The Niger River port of Tonka, Mali, Africa

The Niger River port of Tonka, Mali, Africa

The Niger River port of Tonka, Mali, Africa

The Niger River port of Tonka, Mali, Africa

The Niger River port of Tonka, Mali, Africa

The Niger River port of Tonka, Mali, Africa

The Niger River port of Tonka, Mali, Africa

The Niger River port of Tonka, Mali, Africa

When the fundamentalists took control of Tonka, they outlawed everyday things: music, smoking, certain types of clothes, certain types of haircut, not wearing a veil and dozens of other things Malian’s took for granted. Le Monde told the story of a hairdresser who was arrested, imprisoned and subjected to vicious beatings and public flogging just for cutting hair in a style the Islamists labelled the ‘Satan cut’. People were daily terrorised for the smallest infractions of Sharia Law, and young boys and girls were kidnapped and recruited to the Islamist ranks.

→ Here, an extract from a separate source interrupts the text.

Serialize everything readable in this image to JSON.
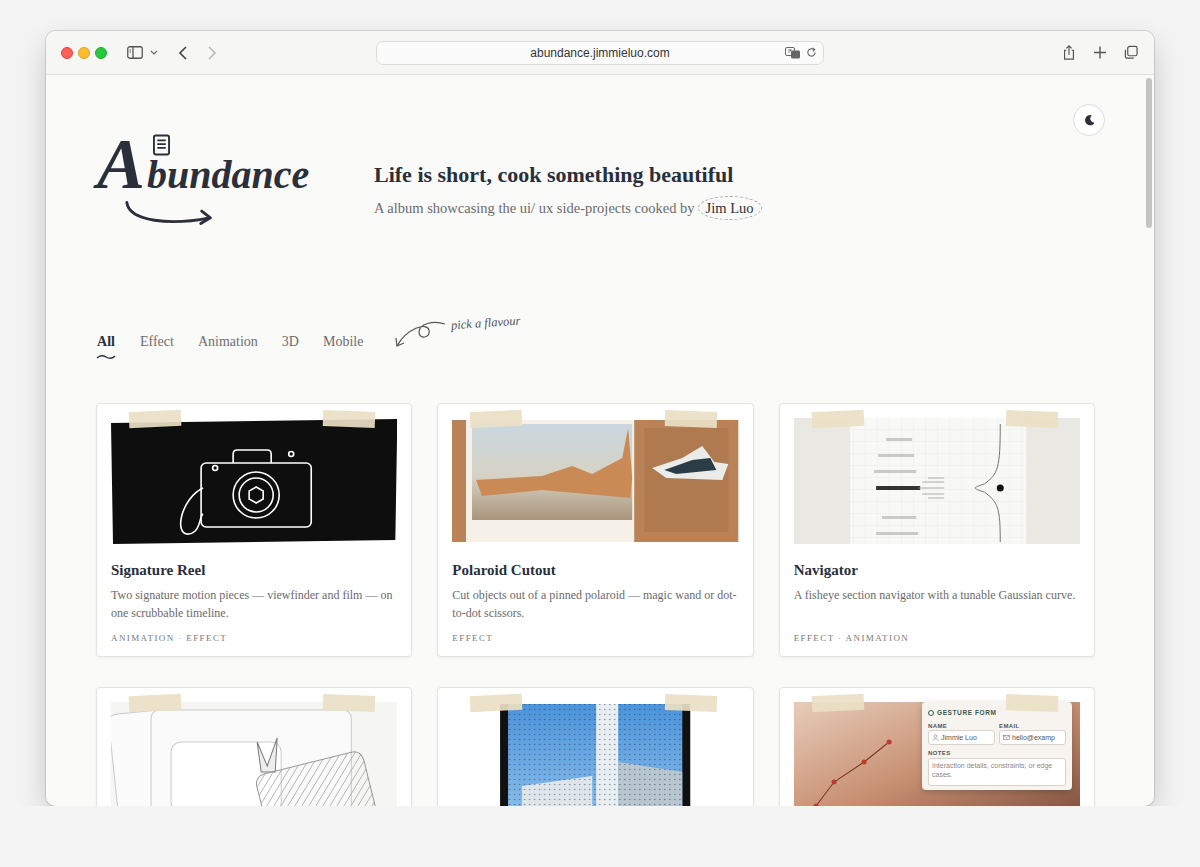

The Niger River port of Tonka, Mali, Africa

The Niger River port of Tonka, Mali, Africa

The Niger River port of Tonka, Mali, Africa

The Niger River port of Tonka, Mali, Africa

The Niger River port of Tonka, Mali, Africa

The Niger River port of Tonka, Mali, Africa

The Niger River port of Tonka, Mali, Africa

The Niger River port of Tonka, Mali, Africa

Mali’s population is predominantly Sunni Muslim. Sunni’s in Mali are known for their mystical Sufi traditions, which allow individuals to define their own spiritual experience, including through music and poetry. In practice, Malian Islam is tolerant and open-minded. The story of the hairdresser from Tonka, instantly sums up the fear and terror which must have existed when the fundamentalists controlled the region. Now they have been driven out by French military intervention, things will hopefully return to normal, although it may take a long time.

The Niger River port of Tonka, Mali, Africa

The Niger River port of Tonka, Mali, Africa

The Niger River port of Tonka, Mali, Africa

The Niger River port of Tonka, Mali, Africa

The Niger River port of Tonka, Mali, Africa

The Niger River port of Tonka, Mali, Africa

The Niger River port of Tonka, Mali, Africa

The Niger River port of Tonka, Mali, Africa

Leaving Tonka behind, we boarded our boat again and set off on the last leg of our journey to Timbuktu…not even I was expecting to be welcomed to one of Africa’s most ancient cities by those peddler’s of sugary drinks, Coca Cola. They are shameless in their co-opting of other people’s cultures just to sell fizzy drinks!

Welcome to Timbuktu, Mali, Africa

Welcome to Timbuktu, Mali, Africa